Data about app and page elements
┌──
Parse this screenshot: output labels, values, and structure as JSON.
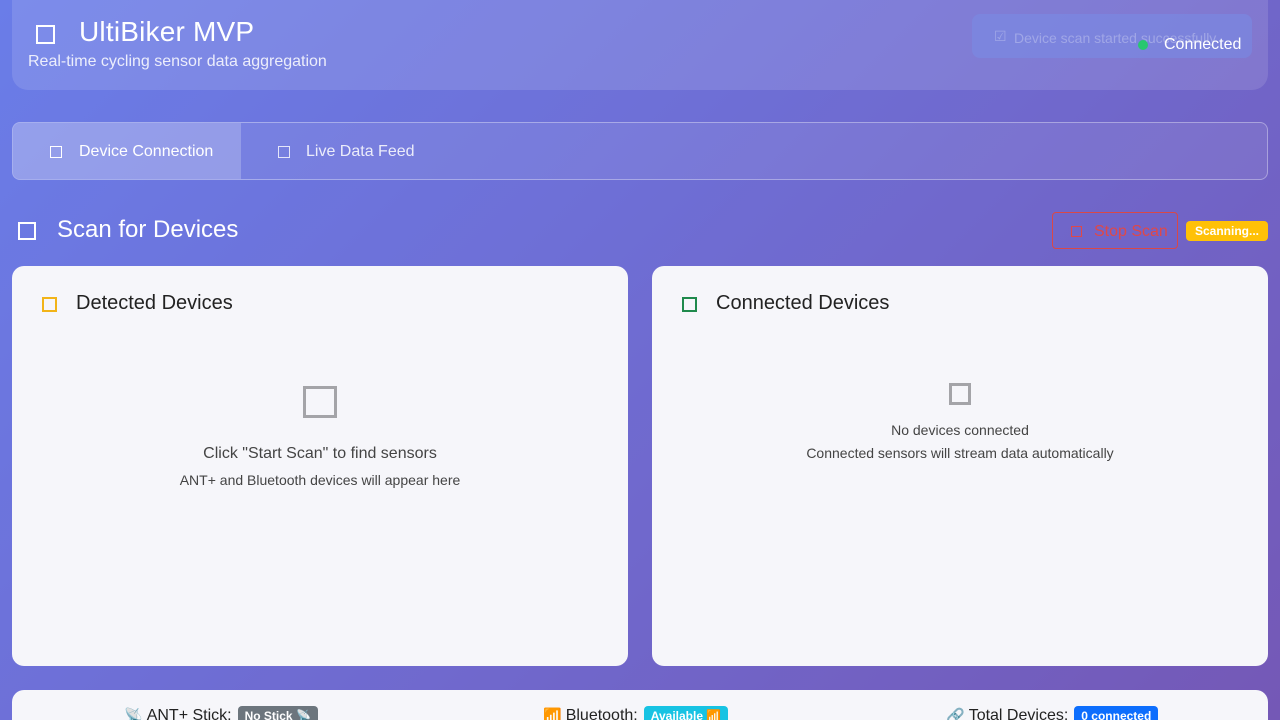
{
  "header": {
    "title": "UltiBiker MVP",
    "subtitle": "Real-time cycling sensor data aggregation",
    "logo_icon": "square-icon",
    "toast": {
      "check": "☑",
      "text": "Device scan started successfully"
    },
    "connection_status": "Connected",
    "connection_color": "#28c76f"
  },
  "tabs": [
    {
      "label": "Device Connection",
      "active": true
    },
    {
      "label": "Live Data Feed",
      "active": false
    }
  ],
  "scan": {
    "title": "Scan for Devices",
    "stop_button": "Stop Scan",
    "status_badge": "Scanning..."
  },
  "detected": {
    "title": "Detected Devices",
    "empty_main": "Click \"Start Scan\" to find sensors",
    "empty_sub": "ANT+ and Bluetooth devices will appear here",
    "icon_color": "#f2b418"
  },
  "connected": {
    "title": "Connected Devices",
    "empty_main": "No devices connected",
    "empty_sub": "Connected sensors will stream data automatically",
    "icon_color": "#1f8a4c"
  },
  "footer": {
    "ant": {
      "glyph": "📡",
      "label": "ANT+ Stick:",
      "badge": "No Stick 📡"
    },
    "bluetooth": {
      "glyph": "📶",
      "label": "Bluetooth:",
      "badge": "Available 📶"
    },
    "total": {
      "glyph": "🔗",
      "label": "Total Devices:",
      "badge": "0 connected"
    }
  }
}
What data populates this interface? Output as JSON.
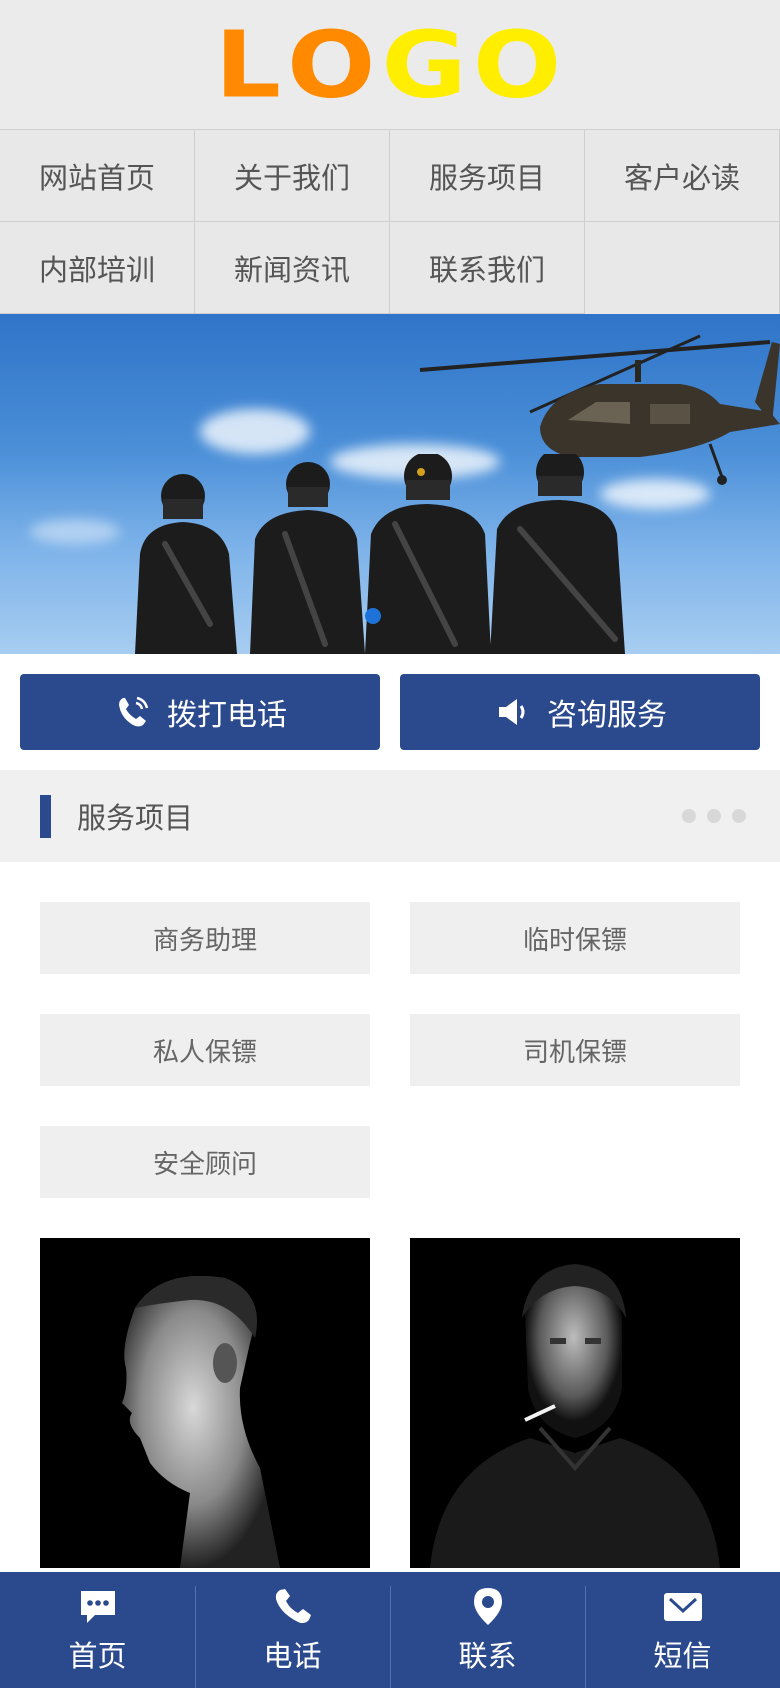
{
  "logo": {
    "letters": [
      "L",
      "O",
      "G",
      "O"
    ]
  },
  "nav": {
    "items": [
      {
        "label": "网站首页"
      },
      {
        "label": "关于我们"
      },
      {
        "label": "服务项目"
      },
      {
        "label": "客户必读"
      },
      {
        "label": "内部培训"
      },
      {
        "label": "新闻资讯"
      },
      {
        "label": "联系我们"
      }
    ]
  },
  "banner": {
    "slides": 1,
    "active_index": 0
  },
  "cta": {
    "call_label": "拨打电话",
    "consult_label": "咨询服务",
    "call_icon": "phone-icon",
    "consult_icon": "speaker-icon"
  },
  "section": {
    "title": "服务项目"
  },
  "services": {
    "items": [
      {
        "label": "商务助理"
      },
      {
        "label": "临时保镖"
      },
      {
        "label": "私人保镖"
      },
      {
        "label": "司机保镖"
      },
      {
        "label": "安全顾问"
      }
    ]
  },
  "bottom_bar": {
    "tabs": [
      {
        "label": "首页",
        "icon": "chat-icon"
      },
      {
        "label": "电话",
        "icon": "phone-icon"
      },
      {
        "label": "联系",
        "icon": "location-pin-icon"
      },
      {
        "label": "短信",
        "icon": "envelope-icon"
      }
    ]
  },
  "colors": {
    "primary": "#2b4a8d",
    "logo_orange": "#ff8a00",
    "logo_yellow": "#ffee00",
    "banner_dot": "#1e73d8"
  }
}
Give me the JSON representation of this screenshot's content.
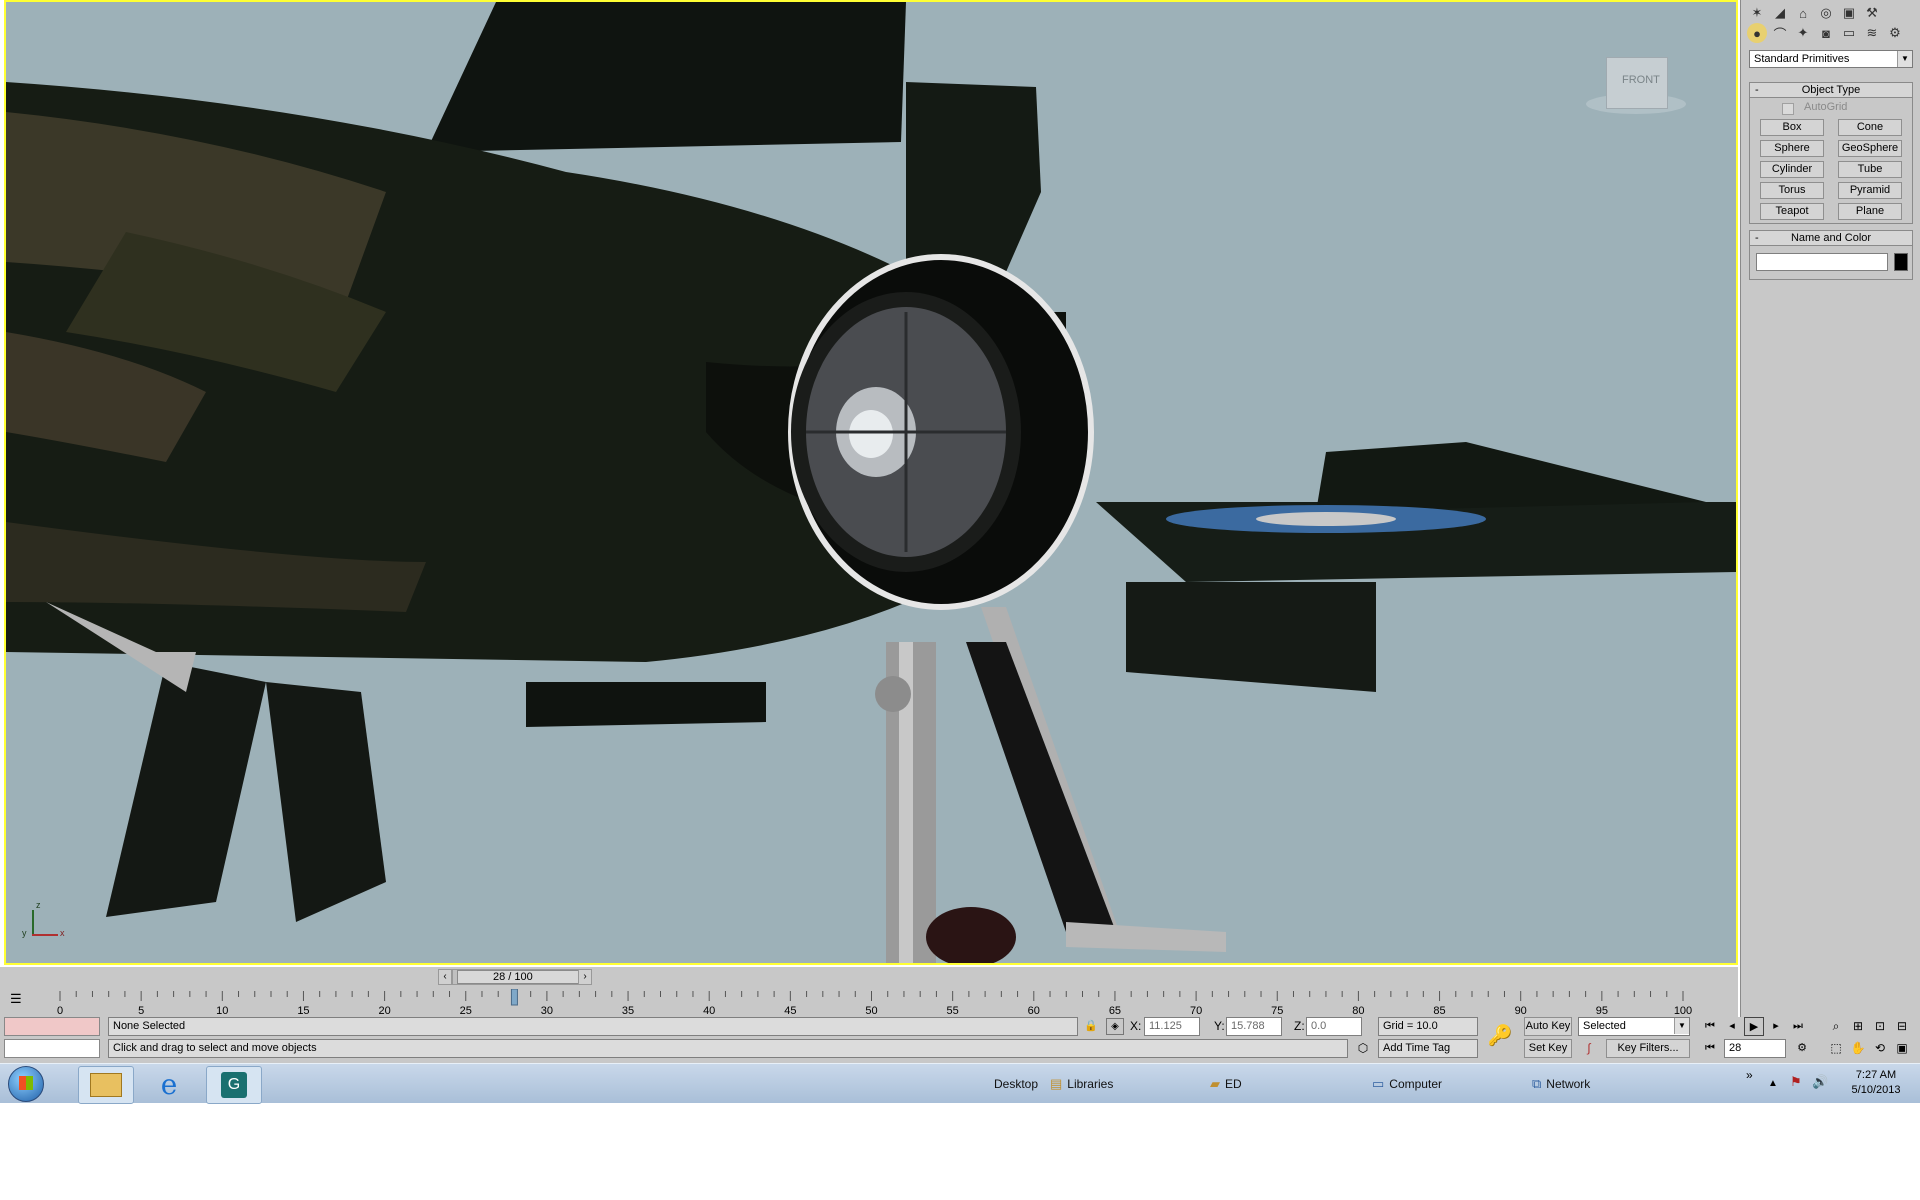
{
  "command_panel": {
    "category_dropdown": "Standard Primitives",
    "object_type": {
      "title": "Object Type",
      "autogrid": "AutoGrid",
      "buttons": [
        "Box",
        "Cone",
        "Sphere",
        "GeoSphere",
        "Cylinder",
        "Tube",
        "Torus",
        "Pyramid",
        "Teapot",
        "Plane"
      ]
    },
    "name_color": {
      "title": "Name and Color",
      "name_value": ""
    }
  },
  "viewport": {
    "viewcube_label": "FRONT",
    "axis_x": "x",
    "axis_y": "y",
    "axis_z": "z"
  },
  "timeline": {
    "frame_label": "28 / 100",
    "current_frame": 28,
    "total_frames": 100,
    "ticks": [
      "0",
      "5",
      "10",
      "15",
      "20",
      "25",
      "30",
      "35",
      "40",
      "45",
      "50",
      "55",
      "60",
      "65",
      "70",
      "75",
      "80",
      "85",
      "90",
      "95",
      "100"
    ]
  },
  "status": {
    "selection": "None Selected",
    "prompt": "Click and drag to select and move objects",
    "x_label": "X:",
    "x_value": "11.125",
    "y_label": "Y:",
    "y_value": "15.788",
    "z_label": "Z:",
    "z_value": "0.0",
    "grid": "Grid = 10.0",
    "add_time_tag": "Add Time Tag",
    "auto_key": "Auto Key",
    "set_key": "Set Key",
    "selected_dropdown": "Selected",
    "key_filters": "Key Filters...",
    "frame_field": "28"
  },
  "taskbar": {
    "desktop_label": "Desktop",
    "libraries": "Libraries",
    "ed": "ED",
    "computer": "Computer",
    "network": "Network",
    "time": "7:27 AM",
    "date": "5/10/2013"
  },
  "colors": {
    "viewport_bg": "#9db1b8",
    "viewport_border": "#ffff33",
    "panel_bg": "#c8c8c8"
  }
}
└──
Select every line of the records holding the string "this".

Parse this screenshot: output labels, values, and structure as JSON.
What data populates this interface? Output as JSON.
Give me the JSON representation of this screenshot's content.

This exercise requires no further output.